Eventually we went back to the hostel to shower up and make some dinner. Our very wonderful chef Chris decided to make a monster size bowl of pasta that could have fed a small nation (any single ladies looking for a man that can cook, Chris is available). The pasta turned out great, and I believe fed almost our entire group. Being exhausted I did not go out that night, but others did and had another great night in Lagos. The next morning the girls, along with ladies man Chris, went kayaking and as far as I know went pretty good. The others took another trip down to the beach to relax until we had to be at the bus station by 4.

All and all the weekend was a great success and I could definitely see myself returning to Portugal. The atmosphere there was one of a kind. Great beaches, beautiful scenery, extremely nice people, it’s hard not to like. Also it seemed to have an endless amount of touristic things to do. Some of the things I can remember are kayaking, taking a boat to see the caves, go dolphin watching, parasailing, jet skiing, they even had a zoo. More than enough to do in a weekend.

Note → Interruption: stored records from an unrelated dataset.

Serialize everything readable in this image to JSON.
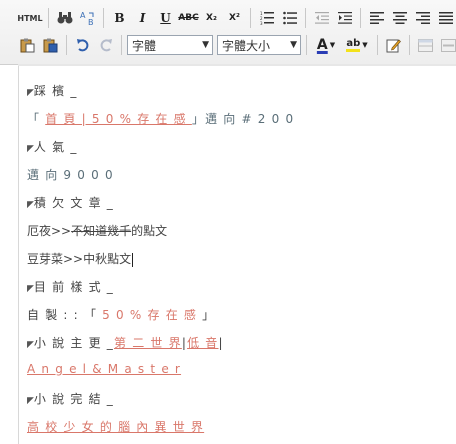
{
  "toolbar": {
    "row1": {
      "html_label": "HTML",
      "find_label": "A",
      "replace_label": "AB",
      "bold_label": "B",
      "italic_label": "I",
      "underline_label": "U",
      "strike_label": "ABC",
      "subscript_label": "X₂",
      "superscript_label": "X²"
    },
    "row2": {
      "font_select": "字體",
      "size_select": "字體大小",
      "font_color_label": "A",
      "highlight_label": "ab"
    }
  },
  "content": {
    "sections": [
      {
        "heading_mark": "◤",
        "heading": "踩 檳 _"
      },
      {
        "line1_open": "「 ",
        "line1_link": "首 頁 | 5 0 % 存 在 感 ",
        "line1_close": "」",
        "line1_rest": "邁 向 # 2 0 0"
      },
      {
        "heading_mark": "◤",
        "heading": "人 氣 _"
      },
      {
        "text": "邁 向 9 0 0 0"
      },
      {
        "heading_mark": "◤",
        "heading": "積 欠 文 章 _"
      },
      {
        "prefix": "厄夜>>",
        "struck": "不知道幾千",
        "suffix": "的點文"
      },
      {
        "text": "豆芽菜>>中秋點文"
      },
      {
        "heading_mark": "◤",
        "heading": "目 前 樣 式 _"
      },
      {
        "prefix": " 自 製 : : 「 ",
        "highlight": "5 0 % 存 在 感",
        "suffix": " 」"
      },
      {
        "heading_mark": "◤",
        "heading": "小 說 主 更 _",
        "link1": "第 二 世 界",
        "sep1": "|",
        "link2": "低 音",
        "sep2": "|"
      },
      {
        "link": "A n g e l & M a s t e r"
      },
      {
        "heading_mark": "◤",
        "heading": "小 說 完 結 _"
      },
      {
        "link": "高 校 少 女 的 腦 內 異 世 界"
      }
    ]
  }
}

Monday, July 13, 2009

Spanish Food

A surprise for us has been the Spanish food. Growing up with Tex-Mex, we expected strong flavors with a lot of spices. That isn't the case at all. At first we thought the food was extremely bland (We had to go out and buy our own black pepper). Now we can appreciate it as just more subtle. The picture below is the lunch our host mom served this past Sunday. It is a fried egg, rice with tomato sauce, and a lightly deep-fried plantain (banana). Although it looks a little strange, the flavors all went together very well.

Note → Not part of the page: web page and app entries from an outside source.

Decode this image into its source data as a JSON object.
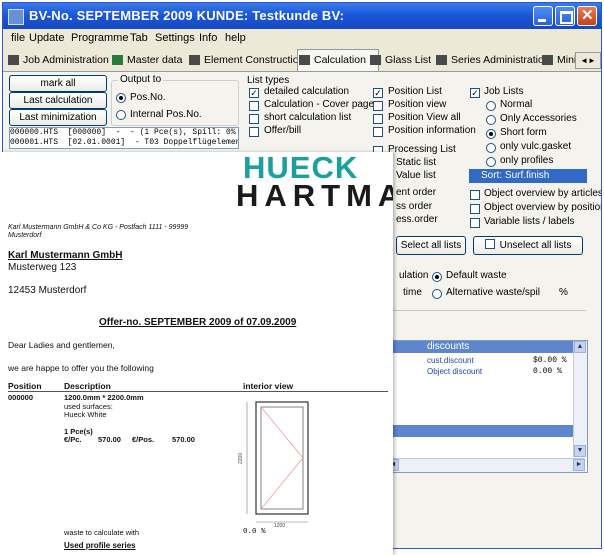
{
  "window": {
    "title": "BV-No. SEPTEMBER 2009  KUNDE: Testkunde  BV:"
  },
  "menu": [
    "file",
    "Update",
    "Programme",
    "Tab",
    "Settings",
    "Info",
    "help"
  ],
  "tabs": [
    "Job Administration",
    "Master data",
    "Element Construction",
    "Calculation",
    "Glass List",
    "Series Administration",
    "Minim"
  ],
  "active_tab": "Calculation",
  "left": {
    "mark_all": "mark all",
    "last_calc": "Last calculation",
    "last_min": "Last minimization",
    "output_to": {
      "title": "Output to",
      "options": [
        "Pos.No.",
        "Internal Pos.No."
      ],
      "selected": "Pos.No."
    },
    "log_lines": [
      "000000.HTS  [000000]  -  - (1 Pce(s), Spill: 0%",
      "000001.HTS  [02.01.0001]  - T03 Doppelflügelemen"
    ]
  },
  "list_types": {
    "title": "List types",
    "col1": [
      {
        "label": "detailed calculation",
        "checked": true
      },
      {
        "label": "Calculation - Cover page",
        "checked": false
      },
      {
        "label": "short calculation list",
        "checked": false
      },
      {
        "label": "Offer/bill",
        "checked": false
      }
    ],
    "col2": [
      {
        "label": "Position List",
        "checked": true
      },
      {
        "label": "Position view",
        "checked": false
      },
      {
        "label": "Position View all",
        "checked": false
      },
      {
        "label": "Position information",
        "checked": false
      },
      {
        "label": "Processing List",
        "checked": false
      },
      {
        "label": "Static list",
        "checked": false
      },
      {
        "label": "Value list",
        "checked": false
      },
      {
        "label": "ent order",
        "checked": false
      },
      {
        "label": "ss order",
        "checked": false
      },
      {
        "label": "ess.order",
        "checked": false
      }
    ]
  },
  "job_lists": {
    "title": "Job Lists",
    "checked": true,
    "options": [
      "Normal",
      "Only Accessories",
      "Short form",
      "only vulc.gasket",
      "only profiles"
    ],
    "selected": "Short form",
    "sort": "Sort:  Surf.finish"
  },
  "object_opts": [
    {
      "label": "Object overview by articles",
      "checked": false
    },
    {
      "label": "Object overview by positions",
      "checked": false
    },
    {
      "label": "Variable lists / labels",
      "checked": false
    }
  ],
  "buttons": {
    "select_all": "Select all lists",
    "unselect_all": "Unselect all lists"
  },
  "waste": {
    "row1_prefix": "ulation",
    "default": "Default waste",
    "row2_prefix": "time",
    "alternative": "Alternative waste/spil",
    "unit": "%"
  },
  "discounts": {
    "header": "discounts",
    "rows": [
      {
        "label": "cust.discount",
        "value": "$0.00 %"
      },
      {
        "label": "Object discount",
        "value": "0.00 %"
      }
    ]
  },
  "doc": {
    "logo_top": "HUECK",
    "logo_bottom": "HARTMANN",
    "sender": "Karl Mustermann GmbH & Co KG - Postfach 1111 - 99999",
    "sender_city": "Musterdorf",
    "recipient_name": "Karl Mustermann GmbH",
    "recipient_street": "Musterweg 123",
    "recipient_city": "12453 Musterdorf",
    "offer_title": "Offer-no.  SEPTEMBER 2009 of 07.09.2009",
    "greeting": "Dear Ladies and gentlemen,",
    "intro": "we are happe to offer you the following",
    "col_position": "Position",
    "col_description": "Description",
    "col_interior": "interior view",
    "pos_no": "000000",
    "dims": "1200.0mm * 2200.0mm",
    "surfaces_label": "used surfaces:",
    "surface": "Hueck White",
    "qty": "1 Pce(s)",
    "price_pc_label": "€/Pc.",
    "price_pc": "570.00",
    "price_pos_label": "€/Pos.",
    "price_pos": "570.00",
    "drawing_width": "1200",
    "drawing_height": "2200",
    "waste_label": "waste to calculate with",
    "waste_value": "0.0 %",
    "profile_series": "Used profile series"
  }
}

Sunday, July 12, 2009

While the Students Are Away

Most of the engineering students have followed the Spanish students to Lagos, Portugal, this weekend. The summer is winding down and they are packing as much as possible into the last few weeks. Here is a map of the parts of Spain and Portugal that they have visited. Our official excursions took us to Cordoba, Granada, Toledo, and Madrid. Most of the students have also made their own trips to Cadiz, Malaga, and Lagos. About half of the students are planning an additional 1-2 weeks of travel to other parts of Europe at the end of classes. They have learned how to schedule bus, rail, and airline reservations and discovered how inexpensively and comfortably they can stay in the hostels located in all of the major cities. Kathy and I are planning to rent a car and make our own trip to Lagos next weekend. That should be an adventure.

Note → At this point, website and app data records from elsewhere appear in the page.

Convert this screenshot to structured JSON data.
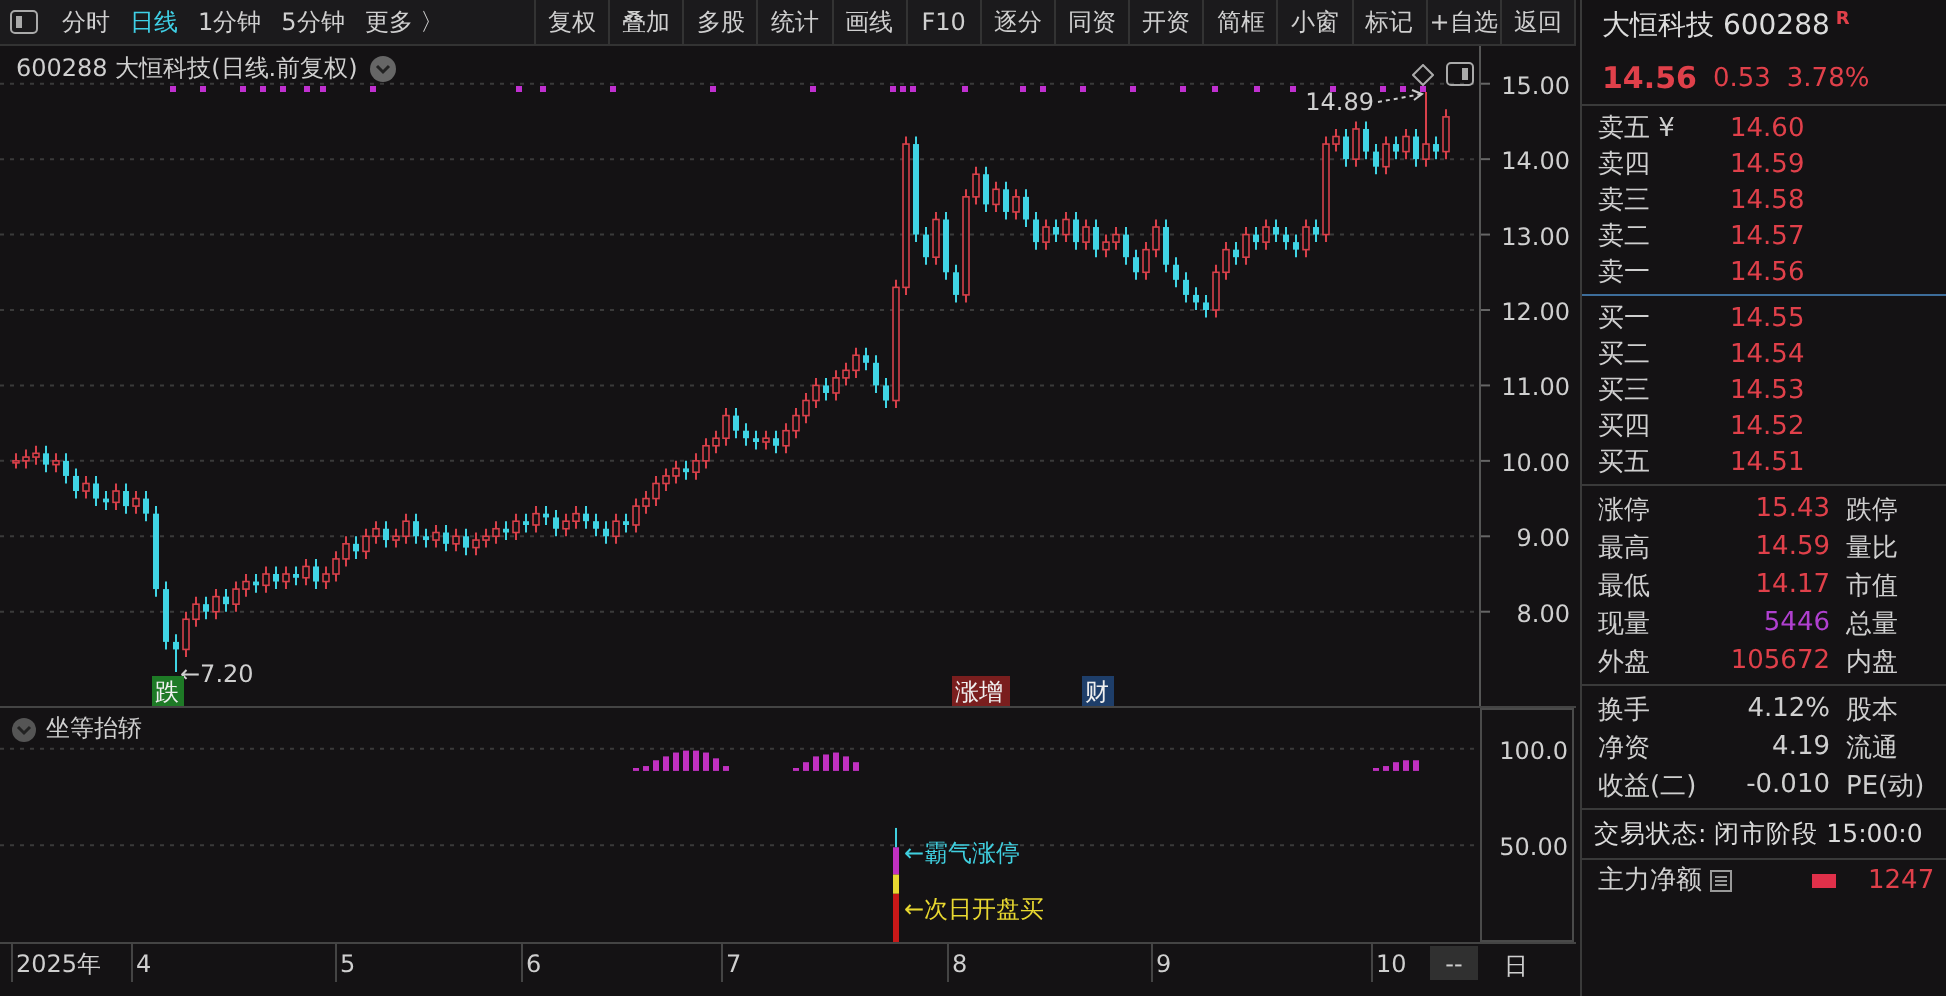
{
  "toolbar": {
    "tabs": [
      {
        "label": "分时",
        "selected": false
      },
      {
        "label": "日线",
        "selected": true
      },
      {
        "label": "1分钟",
        "selected": false
      },
      {
        "label": "5分钟",
        "selected": false
      },
      {
        "label": "更多 〉",
        "selected": false
      }
    ],
    "buttons": [
      "复权",
      "叠加",
      "多股",
      "统计",
      "画线",
      "F10",
      "逐分",
      "同资",
      "开资",
      "简框",
      "小窗",
      "标记",
      "+自选",
      "返回"
    ]
  },
  "main_chart": {
    "title": "600288 大恒科技(日线.前复权)",
    "chart_data": {
      "type": "candlestick",
      "ylim": [
        6.75,
        15.5
      ],
      "yticks": [
        {
          "value": 15,
          "label": "15.00"
        },
        {
          "value": 14,
          "label": "14.00"
        },
        {
          "value": 13,
          "label": "13.00"
        },
        {
          "value": 12,
          "label": "12.00"
        },
        {
          "value": 11,
          "label": "11.00"
        },
        {
          "value": 10,
          "label": "10.00"
        },
        {
          "value": 9,
          "label": "9.00"
        },
        {
          "value": 8,
          "label": "8.00"
        }
      ],
      "grid": true,
      "ohlc": [
        [
          10.0,
          10.1,
          9.9,
          10.0
        ],
        [
          10.0,
          10.15,
          9.9,
          10.05
        ],
        [
          10.05,
          10.2,
          9.95,
          10.1
        ],
        [
          10.1,
          10.2,
          9.85,
          9.95
        ],
        [
          9.95,
          10.1,
          9.85,
          10.0
        ],
        [
          10.0,
          10.1,
          9.7,
          9.8
        ],
        [
          9.8,
          9.9,
          9.5,
          9.6
        ],
        [
          9.6,
          9.8,
          9.5,
          9.7
        ],
        [
          9.7,
          9.8,
          9.4,
          9.5
        ],
        [
          9.5,
          9.6,
          9.35,
          9.45
        ],
        [
          9.45,
          9.7,
          9.35,
          9.6
        ],
        [
          9.6,
          9.7,
          9.3,
          9.4
        ],
        [
          9.4,
          9.6,
          9.3,
          9.5
        ],
        [
          9.5,
          9.6,
          9.2,
          9.3
        ],
        [
          9.3,
          9.4,
          8.2,
          8.3
        ],
        [
          8.3,
          8.4,
          7.5,
          7.6
        ],
        [
          7.6,
          7.7,
          7.2,
          7.5
        ],
        [
          7.5,
          8.0,
          7.4,
          7.9
        ],
        [
          7.9,
          8.2,
          7.8,
          8.1
        ],
        [
          8.1,
          8.2,
          7.9,
          8.0
        ],
        [
          8.0,
          8.3,
          7.9,
          8.2
        ],
        [
          8.2,
          8.3,
          8.0,
          8.1
        ],
        [
          8.1,
          8.4,
          8.0,
          8.3
        ],
        [
          8.3,
          8.5,
          8.2,
          8.4
        ],
        [
          8.4,
          8.5,
          8.25,
          8.35
        ],
        [
          8.35,
          8.6,
          8.25,
          8.5
        ],
        [
          8.5,
          8.6,
          8.3,
          8.4
        ],
        [
          8.4,
          8.6,
          8.3,
          8.5
        ],
        [
          8.5,
          8.6,
          8.35,
          8.45
        ],
        [
          8.45,
          8.7,
          8.35,
          8.6
        ],
        [
          8.6,
          8.7,
          8.3,
          8.4
        ],
        [
          8.4,
          8.6,
          8.3,
          8.5
        ],
        [
          8.5,
          8.8,
          8.4,
          8.7
        ],
        [
          8.7,
          9.0,
          8.6,
          8.9
        ],
        [
          8.9,
          9.0,
          8.7,
          8.8
        ],
        [
          8.8,
          9.1,
          8.7,
          9.0
        ],
        [
          9.0,
          9.2,
          8.9,
          9.1
        ],
        [
          9.1,
          9.2,
          8.85,
          8.95
        ],
        [
          8.95,
          9.1,
          8.85,
          9.0
        ],
        [
          9.0,
          9.3,
          8.9,
          9.2
        ],
        [
          9.2,
          9.3,
          8.9,
          9.0
        ],
        [
          9.0,
          9.1,
          8.85,
          8.95
        ],
        [
          8.95,
          9.15,
          8.85,
          9.05
        ],
        [
          9.05,
          9.15,
          8.8,
          8.9
        ],
        [
          8.9,
          9.1,
          8.8,
          9.0
        ],
        [
          9.0,
          9.1,
          8.75,
          8.85
        ],
        [
          8.85,
          9.05,
          8.75,
          8.95
        ],
        [
          8.95,
          9.1,
          8.85,
          9.0
        ],
        [
          9.0,
          9.2,
          8.9,
          9.1
        ],
        [
          9.1,
          9.2,
          8.95,
          9.05
        ],
        [
          9.05,
          9.3,
          8.95,
          9.2
        ],
        [
          9.2,
          9.3,
          9.05,
          9.15
        ],
        [
          9.15,
          9.4,
          9.05,
          9.3
        ],
        [
          9.3,
          9.4,
          9.15,
          9.25
        ],
        [
          9.25,
          9.35,
          9.0,
          9.1
        ],
        [
          9.1,
          9.3,
          9.0,
          9.2
        ],
        [
          9.2,
          9.4,
          9.1,
          9.3
        ],
        [
          9.3,
          9.4,
          9.1,
          9.2
        ],
        [
          9.2,
          9.3,
          9.0,
          9.1
        ],
        [
          9.1,
          9.2,
          8.9,
          9.0
        ],
        [
          9.0,
          9.3,
          8.9,
          9.2
        ],
        [
          9.2,
          9.3,
          9.05,
          9.15
        ],
        [
          9.15,
          9.5,
          9.05,
          9.4
        ],
        [
          9.4,
          9.6,
          9.3,
          9.5
        ],
        [
          9.5,
          9.8,
          9.4,
          9.7
        ],
        [
          9.7,
          9.9,
          9.6,
          9.8
        ],
        [
          9.8,
          10.0,
          9.7,
          9.9
        ],
        [
          9.9,
          10.0,
          9.75,
          9.85
        ],
        [
          9.85,
          10.1,
          9.75,
          10.0
        ],
        [
          10.0,
          10.3,
          9.9,
          10.2
        ],
        [
          10.2,
          10.4,
          10.1,
          10.3
        ],
        [
          10.3,
          10.7,
          10.2,
          10.6
        ],
        [
          10.6,
          10.7,
          10.3,
          10.4
        ],
        [
          10.4,
          10.5,
          10.2,
          10.3
        ],
        [
          10.3,
          10.4,
          10.15,
          10.25
        ],
        [
          10.25,
          10.4,
          10.15,
          10.3
        ],
        [
          10.3,
          10.4,
          10.1,
          10.2
        ],
        [
          10.2,
          10.5,
          10.1,
          10.4
        ],
        [
          10.4,
          10.7,
          10.3,
          10.6
        ],
        [
          10.6,
          10.9,
          10.5,
          10.8
        ],
        [
          10.8,
          11.1,
          10.7,
          11.0
        ],
        [
          11.0,
          11.1,
          10.8,
          10.9
        ],
        [
          10.9,
          11.2,
          10.8,
          11.1
        ],
        [
          11.1,
          11.3,
          11.0,
          11.2
        ],
        [
          11.2,
          11.5,
          11.1,
          11.4
        ],
        [
          11.4,
          11.5,
          11.2,
          11.3
        ],
        [
          11.3,
          11.4,
          10.9,
          11.0
        ],
        [
          11.0,
          11.1,
          10.7,
          10.8
        ],
        [
          10.8,
          12.4,
          10.7,
          12.3
        ],
        [
          12.3,
          14.3,
          12.2,
          14.2
        ],
        [
          14.2,
          14.3,
          12.9,
          13.0
        ],
        [
          13.0,
          13.1,
          12.6,
          12.7
        ],
        [
          12.7,
          13.3,
          12.6,
          13.2
        ],
        [
          13.2,
          13.3,
          12.4,
          12.5
        ],
        [
          12.5,
          12.6,
          12.1,
          12.2
        ],
        [
          12.2,
          13.6,
          12.1,
          13.5
        ],
        [
          13.5,
          13.9,
          13.4,
          13.8
        ],
        [
          13.8,
          13.9,
          13.3,
          13.4
        ],
        [
          13.4,
          13.7,
          13.3,
          13.6
        ],
        [
          13.6,
          13.7,
          13.2,
          13.3
        ],
        [
          13.3,
          13.6,
          13.2,
          13.5
        ],
        [
          13.5,
          13.6,
          13.1,
          13.2
        ],
        [
          13.2,
          13.3,
          12.8,
          12.9
        ],
        [
          12.9,
          13.2,
          12.8,
          13.1
        ],
        [
          13.1,
          13.2,
          12.9,
          13.0
        ],
        [
          13.0,
          13.3,
          12.9,
          13.2
        ],
        [
          13.2,
          13.3,
          12.8,
          12.9
        ],
        [
          12.9,
          13.2,
          12.8,
          13.1
        ],
        [
          13.1,
          13.2,
          12.7,
          12.8
        ],
        [
          12.8,
          13.0,
          12.7,
          12.9
        ],
        [
          12.9,
          13.1,
          12.8,
          13.0
        ],
        [
          13.0,
          13.1,
          12.6,
          12.7
        ],
        [
          12.7,
          12.8,
          12.4,
          12.5
        ],
        [
          12.5,
          12.9,
          12.4,
          12.8
        ],
        [
          12.8,
          13.2,
          12.7,
          13.1
        ],
        [
          13.1,
          13.2,
          12.5,
          12.6
        ],
        [
          12.6,
          12.7,
          12.3,
          12.4
        ],
        [
          12.4,
          12.5,
          12.1,
          12.2
        ],
        [
          12.2,
          12.3,
          12.0,
          12.1
        ],
        [
          12.1,
          12.2,
          11.9,
          12.0
        ],
        [
          12.0,
          12.6,
          11.9,
          12.5
        ],
        [
          12.5,
          12.9,
          12.4,
          12.8
        ],
        [
          12.8,
          12.9,
          12.6,
          12.7
        ],
        [
          12.7,
          13.1,
          12.6,
          13.0
        ],
        [
          13.0,
          13.1,
          12.8,
          12.9
        ],
        [
          12.9,
          13.2,
          12.8,
          13.1
        ],
        [
          13.1,
          13.2,
          12.9,
          13.0
        ],
        [
          13.0,
          13.1,
          12.8,
          12.9
        ],
        [
          12.9,
          13.0,
          12.7,
          12.8
        ],
        [
          12.8,
          13.2,
          12.7,
          13.1
        ],
        [
          13.1,
          13.2,
          12.9,
          13.0
        ],
        [
          13.0,
          14.3,
          12.9,
          14.2
        ],
        [
          14.2,
          14.4,
          14.1,
          14.3
        ],
        [
          14.3,
          14.4,
          13.9,
          14.0
        ],
        [
          14.0,
          14.5,
          13.9,
          14.4
        ],
        [
          14.4,
          14.5,
          14.0,
          14.1
        ],
        [
          14.1,
          14.2,
          13.8,
          13.9
        ],
        [
          13.9,
          14.3,
          13.8,
          14.2
        ],
        [
          14.2,
          14.3,
          14.0,
          14.1
        ],
        [
          14.1,
          14.4,
          14.0,
          14.3
        ],
        [
          14.3,
          14.4,
          13.9,
          14.0
        ],
        [
          14.0,
          14.89,
          13.9,
          14.2
        ],
        [
          14.2,
          14.3,
          14.0,
          14.1
        ],
        [
          14.1,
          14.66,
          14.0,
          14.56
        ]
      ],
      "annotations": [
        "14.89",
        "←7.20"
      ]
    },
    "tags": [
      {
        "text": "跌",
        "color": "#1e7a26"
      },
      {
        "text": "涨增",
        "color": "#7a1e1e"
      },
      {
        "text": "财",
        "color": "#1e3e6a"
      }
    ]
  },
  "indicator": {
    "title": "坐等抬轿",
    "y_labels": [
      "100.0",
      "50.00"
    ],
    "signals": [
      {
        "text": "←霸气涨停",
        "color": "#40d0e0"
      },
      {
        "text": "←次日开盘买",
        "color": "#e8d830"
      }
    ],
    "x_labels": [
      "2025年",
      "4",
      "5",
      "6",
      "7",
      "8",
      "9",
      "10"
    ],
    "range_button": "--",
    "period_label": "日"
  },
  "quote": {
    "name": "大恒科技 600288",
    "badge": "R",
    "price": "14.56",
    "change": "0.53",
    "change_pct": "3.78%",
    "asks": [
      {
        "label": "卖五 ¥",
        "price": "14.60"
      },
      {
        "label": "卖四",
        "price": "14.59"
      },
      {
        "label": "卖三",
        "price": "14.58"
      },
      {
        "label": "卖二",
        "price": "14.57"
      },
      {
        "label": "卖一",
        "price": "14.56"
      }
    ],
    "bids": [
      {
        "label": "买一",
        "price": "14.55"
      },
      {
        "label": "买二",
        "price": "14.54"
      },
      {
        "label": "买三",
        "price": "14.53"
      },
      {
        "label": "买四",
        "price": "14.52"
      },
      {
        "label": "买五",
        "price": "14.51"
      }
    ],
    "stats": [
      {
        "label": "涨停",
        "value": "15.43",
        "color": "#e0404a",
        "label_2": "跌停"
      },
      {
        "label": "最高",
        "value": "14.59",
        "color": "#e0404a",
        "label_2": "量比"
      },
      {
        "label": "最低",
        "value": "14.17",
        "color": "#e0404a",
        "label_2": "市值"
      },
      {
        "label": "现量",
        "value": "5446",
        "color": "#b040d0",
        "label_2": "总量"
      },
      {
        "label": "外盘",
        "value": "105672",
        "color": "#e0404a",
        "label_2": "内盘"
      }
    ],
    "stats_2": [
      {
        "label": "换手",
        "value": "4.12%",
        "color": "#d0d0d0",
        "label_2": "股本"
      },
      {
        "label": "净资",
        "value": "4.19",
        "color": "#d0d0d0",
        "label_2": "流通"
      },
      {
        "label": "收益(二)",
        "value": "-0.010",
        "color": "#d0d0d0",
        "label_2": "PE(动)"
      }
    ],
    "status": "交易状态: 闭市阶段 15:00:0",
    "flow": {
      "label": "主力净额",
      "value": "1247"
    }
  }
}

This morning, Sunday, Alex and Kenneth joined us for a stroll through Sevilla and provided the horsepower for a paddleboat ride on the Guadalquivir. They claimed student exploitation but I think they were just whining.

With the students gone, Kathy and I did a little sightseeing on our own to visit the Royal Alcazar and the Plaza de Espana. The Alcazar (palace) was originally a Moorish fort constructed in the 10th century. It has been modified by many of the Spanish monarchs over the centuries, most notably Pedro "the Cruel" in the 14th century. It still serves as the royal residence for the king and queen of Spain when they visit Sevilla. Royal Alcaza Photo Album

The Plaza de Espana is part of the construction for the Ibero-American Expo (World's Fair) of 1929. The purpose of the exposition was to improve relations between Spain and the countries in attendance (Portugal, The United States, Brazil, Uruguay, Mexico, Peru, Argentina, Chile, the Republic of Columbia, Cuba, Venezuela, the Dominican Republic, Bolivia, Panama, El Salvador, Costa Rica, and Ecuador), many of which were former Spanish colonies. Plaza de Espana Photo Album